There’s no reason 30 Rock should have to stick close to real-life events, but the difference between Morgan’s rant and Jordan’s silly joke allowed the show a too-easy route to making amends for its actor’s behavior. Liz Lemon does indeed issue a public apology for Tracy; what appears to be a high-school yearbook photo of Tina Fey runs on MSNBC alongside the statement: “Tracy’s co-workers are gratified that he’s apologized for his remarks. The man we know is not capable of hate. He’s just an idiot who doesn’t know what he’s saying.” It’s an appropriate response to Jordan’s performance, but as a thinly veiled acknowledgment that Fey, et al, were mortified by Morgan’s comments, it was mild and somewhat off-target. The real comedian was undoubtedly being “stupid” when he told a whole crowd he’d kill his gay son for acting effeminate, but he was also being hateful, and even a fictionalized apology that doesn’t address the difference between ignorance and hate feels inadequate.

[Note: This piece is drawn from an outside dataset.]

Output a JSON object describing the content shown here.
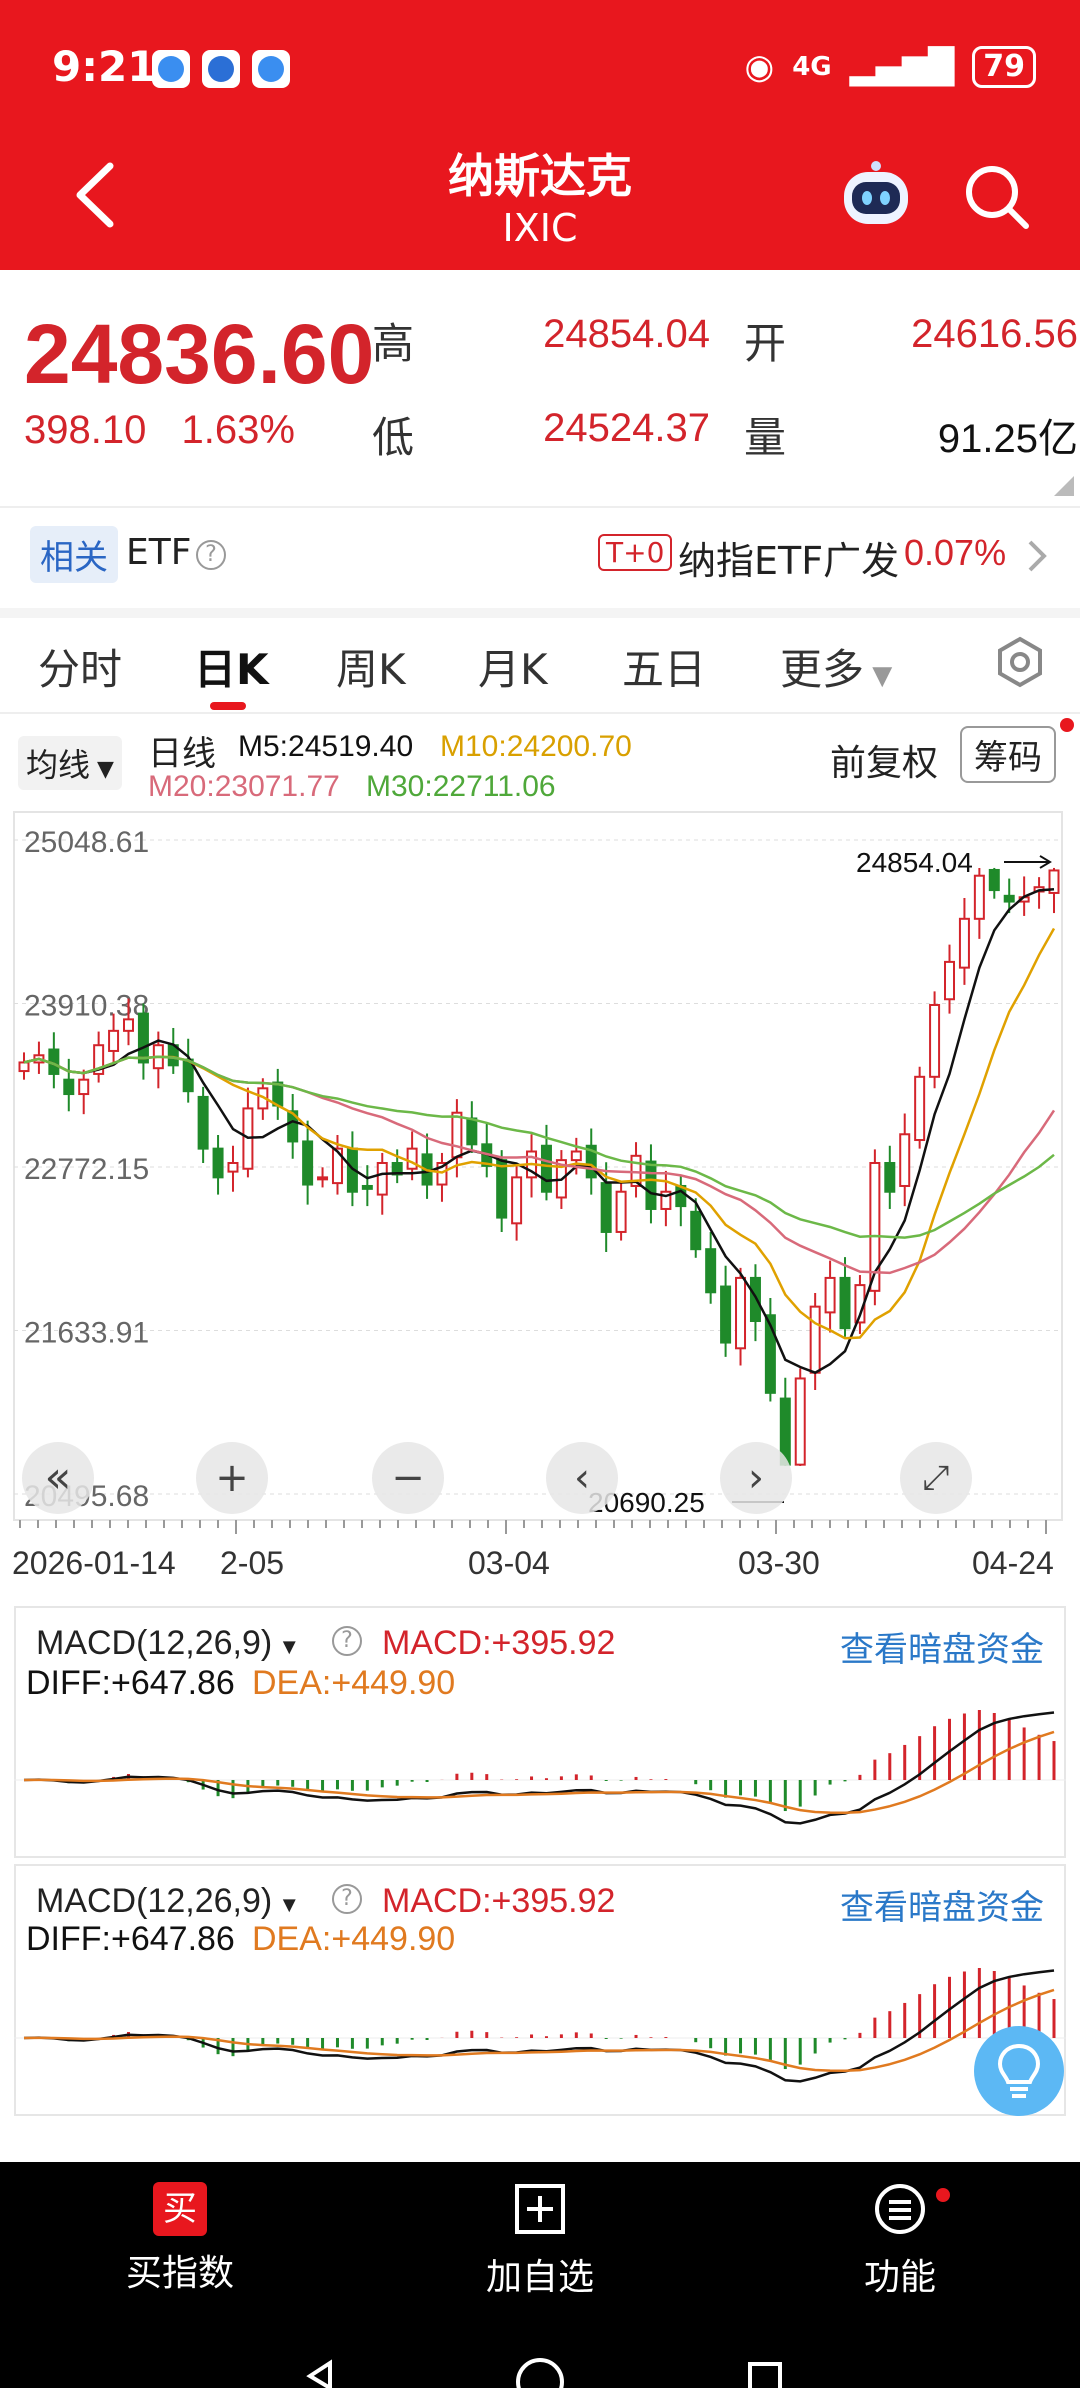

The episode was even more disappointing as comedy. 30 Rock works best when — as in the Joan of Snark episode — it uses its absurd sense of humor to dissect real-life issues and invert or subvert received wisdom about them. The show isn’t always satire, but that’s the style of comedy it does better than almost any other current sitcom. What made its treatment of Tracy’s homophobia seem so perfunctory is Fey and her writers’ decision to stick so close to the surface of the controversy, offering no illuminating analysis or entertaining twist. There was nothing daring or original about the storyline, which circled back to Jordan’s Denise Richards-led idiot protest and the revelation that Liz would have to ingratiate herself to the idiots because they made up TGS‘s core audience, leaving us with the oft-repeated take-home that “outrage is outrage is outrage.”
I love 30 Rock and can’t recall a single episode that I haven’t enjoyed at least a little bit. Last night’s was no different. But I expected that if the show was going to address the Tracy Morgan controversy, it would do something better, smarter, and more subversive with it. Of course, the episode did end with “To Be Continued…” — and while the homophobia commentary gave way to the idiot stuff midway through Thursday’s half-hour, I haven’t given up hope that 30 Rock will come up with something brilliant to say about Morgan’s debacle.
Watch the episode below, and let us know what you think of it in the comments.